Greeted by the chatter of the kingfishers and the cry of the ospreys, we rose early to cloudy skies. Our unwelcomed neighboring campers did not stir; they were up late, menfolk swilling beers and exchanging insults.
I made a pot of coffee and got breakfast together before Steve was up, enjoying the quiet murmur of the morning sounds. Steve got coffee served while still in his bag, but eventually joined me in the lounge chairs. Three cedar waxwings flew in – we solemnly watched each other. My experience with waxwings are the chattering, fussing flock that would breeze through my yard every spring, feasting on the Cotoneaster berries along the fence. But, these birds are silent and still, making it easy to examine their fierce black eye markings and the flashy red “wax” of their wingtips.
We decide to move on, getting well ahead of our discourteous neighbors. A few of the group had started moving as we enjoyed our morning coffee, but it would be hours before they got themselves and their dozen coolers packed up and back on the river.
A baggage boat from another trip floats by our camp – they passed our camp yesterday, too, but they had landed well before we planned to stop. This is borderline river etiquette – sending baggage boats racing ahead of the main group to snag campsites ahead of other groups. While this assures that a large group gets a large enough site, this also violates the social mores of keeping all the trip together. It spells out the difference between commercial trips, controlling the uncertainty for their guests, and the private parties, like us, who are there to experience what the river brings, and not to maintain an itinerary and schedule.

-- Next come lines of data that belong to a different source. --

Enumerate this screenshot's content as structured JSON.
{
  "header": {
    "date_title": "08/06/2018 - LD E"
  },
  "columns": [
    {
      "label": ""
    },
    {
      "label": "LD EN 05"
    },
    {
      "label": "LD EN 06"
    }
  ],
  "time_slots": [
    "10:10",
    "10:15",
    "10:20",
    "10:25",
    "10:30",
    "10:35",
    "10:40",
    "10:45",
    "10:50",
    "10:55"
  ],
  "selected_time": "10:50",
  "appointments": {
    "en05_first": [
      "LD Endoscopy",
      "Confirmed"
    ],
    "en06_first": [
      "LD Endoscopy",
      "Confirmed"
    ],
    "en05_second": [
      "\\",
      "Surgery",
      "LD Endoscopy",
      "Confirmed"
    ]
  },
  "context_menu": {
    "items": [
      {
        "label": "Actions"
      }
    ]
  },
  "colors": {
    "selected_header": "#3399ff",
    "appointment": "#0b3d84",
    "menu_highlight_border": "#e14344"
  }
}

The oarsman on the baggage boat tells us that they are headed for Buckskin Mary, one of the last, large camps before the BLM drive-in camps above Maupin. We had vaguely considered boating down to Buckskin Mary ourselves – it’s one of the last shady places to stage before the last run to the take-out. We contemplated other options, not wanting to leave too many miles to cover tomorrow to Maupin.
Soon after we pushed off from shore, we saw a family of kestrels. Like the osprey, the fledglings were nearly full grown, but still certain that their parents were responsible for their meals. It made me wonder about the success rate of the transition to self-feeding, and if there are those who never make the transition. I find myself wishing the success rate is high.
As the morning unfolds, the clouds break up. This stretch of the river is more open: fewer ospreys and kingfishers, and many more crows and signs of human habitation. Another family of kestrels and a family of Canada geese, and plenty of mergansers, ducks, and turkey vultures; one single red-tailed hawk.
We checked out a couple of camps once we cleared the private property, and pulled over at Hole in the Wall for a “comfort break.” Steve pulled out his rod and started casting. A flotilla of noisy Boy Scouts came around the bend – the group attached to the baggage boats. They only had paddles and minimal gear in their rafts; to be on this stretch of the river meant you had to have camped at least one or two days on the river. That sealed it for us: if there 18 noisy Boy Scouts headed to Buckskin Mary, then we were not. We unloaded the boat right then and there, set up our chairs in the shade and pulled out lunch and the cribbage board.
The clouds began to darken in the west, and suddenly there was a flash of lightning and crack of thunder in the distance. We waited to see if this would build to anything of substance. It did. The wind began to gust, and we jumped up to set up the tent as the clouds began to spatter rain. A gust picked up the tent, complete with our sleeping bags and clothing inside, before we could get the corners staked down. By the time we got everything gathered and secured, climbing into the tent was like climbing into a small, ripstop nylon sauna. The incoming front had not dropped the temperatures, and when our tent is buttoned down, there is no real circulation of outside air.
It rained hard, but briefly. We were soon back out in our (damp) chairs, with a flock of bushtits picking off all the little insects accumulated in the branches of the hackberry tree above us. They were unconcerned by us, and came back several times to glean bugs from the tree. We watched chukar among the rocks on both sides of the river, and were treated to the song of a canyon wren as the sun slid closer to the horizon. Frenzied hatches of caddisflies circled the tops of bushes and the tops of our heads – we wondered if they would disappear before the bats came out for the evening. The moon rose, a dazzling display on the water for such a not-nearly full orb.
Moonrise on the Deschutes